◆ **TASK INSTRUCTIONS**
Read through the listing below and return only the lines containing "reads".

◆ **PROVIDED DATA**
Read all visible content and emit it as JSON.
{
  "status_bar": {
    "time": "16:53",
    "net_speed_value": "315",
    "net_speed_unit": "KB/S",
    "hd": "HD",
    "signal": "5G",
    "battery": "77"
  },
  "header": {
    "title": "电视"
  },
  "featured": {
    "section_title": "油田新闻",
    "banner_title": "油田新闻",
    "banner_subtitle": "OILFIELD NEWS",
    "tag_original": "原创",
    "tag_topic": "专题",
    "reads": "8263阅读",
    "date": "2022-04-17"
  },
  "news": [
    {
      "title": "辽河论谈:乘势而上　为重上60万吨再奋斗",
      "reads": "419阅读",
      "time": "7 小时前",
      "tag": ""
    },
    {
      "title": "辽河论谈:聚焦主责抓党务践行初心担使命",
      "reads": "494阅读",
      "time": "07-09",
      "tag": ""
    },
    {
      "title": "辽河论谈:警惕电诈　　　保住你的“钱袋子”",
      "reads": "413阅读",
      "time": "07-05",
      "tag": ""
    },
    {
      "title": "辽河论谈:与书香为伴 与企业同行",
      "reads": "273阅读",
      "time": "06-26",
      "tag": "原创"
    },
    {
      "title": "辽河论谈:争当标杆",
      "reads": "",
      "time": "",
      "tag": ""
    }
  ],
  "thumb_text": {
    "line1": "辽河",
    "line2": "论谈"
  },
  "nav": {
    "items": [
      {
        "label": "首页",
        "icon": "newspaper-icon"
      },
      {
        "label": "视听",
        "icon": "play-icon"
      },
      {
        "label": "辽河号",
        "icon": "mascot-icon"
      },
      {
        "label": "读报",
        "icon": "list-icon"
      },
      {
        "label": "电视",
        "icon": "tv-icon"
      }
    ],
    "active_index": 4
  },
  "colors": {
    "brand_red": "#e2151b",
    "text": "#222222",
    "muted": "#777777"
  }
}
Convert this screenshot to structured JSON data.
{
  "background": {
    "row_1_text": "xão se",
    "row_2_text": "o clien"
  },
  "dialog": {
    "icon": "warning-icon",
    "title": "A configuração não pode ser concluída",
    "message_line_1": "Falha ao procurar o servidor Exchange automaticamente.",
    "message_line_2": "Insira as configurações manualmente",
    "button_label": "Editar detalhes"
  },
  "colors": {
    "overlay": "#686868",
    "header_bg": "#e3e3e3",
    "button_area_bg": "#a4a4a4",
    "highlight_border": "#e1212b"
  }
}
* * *
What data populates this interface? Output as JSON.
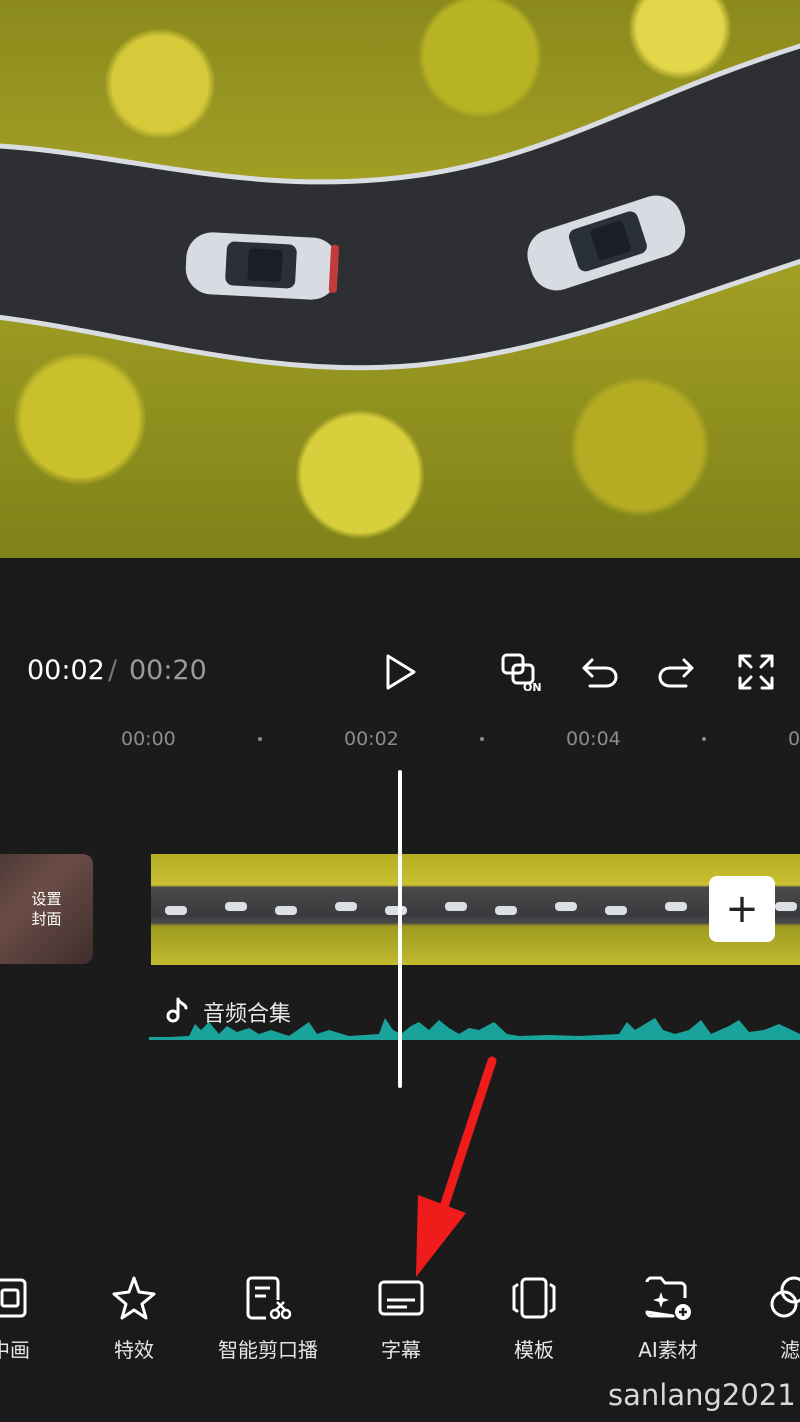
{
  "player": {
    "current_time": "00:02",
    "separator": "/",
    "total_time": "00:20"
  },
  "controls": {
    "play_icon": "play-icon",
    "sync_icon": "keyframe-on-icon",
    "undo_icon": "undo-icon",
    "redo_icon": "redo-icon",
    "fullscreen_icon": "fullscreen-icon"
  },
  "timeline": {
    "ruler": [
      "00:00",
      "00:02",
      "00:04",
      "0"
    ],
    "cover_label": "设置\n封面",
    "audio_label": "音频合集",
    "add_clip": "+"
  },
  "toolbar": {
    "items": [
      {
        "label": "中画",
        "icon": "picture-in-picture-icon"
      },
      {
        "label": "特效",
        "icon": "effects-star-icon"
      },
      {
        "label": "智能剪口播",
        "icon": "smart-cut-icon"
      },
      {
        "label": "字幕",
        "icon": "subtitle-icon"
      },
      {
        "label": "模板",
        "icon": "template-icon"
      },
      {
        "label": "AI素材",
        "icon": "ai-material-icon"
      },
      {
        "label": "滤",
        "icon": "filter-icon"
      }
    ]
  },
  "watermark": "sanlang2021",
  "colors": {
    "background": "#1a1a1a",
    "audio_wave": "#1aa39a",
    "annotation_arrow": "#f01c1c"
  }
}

◆ **ANSWER SPACE**
    "reads": "8263阅读",
      "reads": "419阅读",
      "reads": "494阅读",
      "reads": "413阅读",
      "reads": "273阅读",
      "reads": "",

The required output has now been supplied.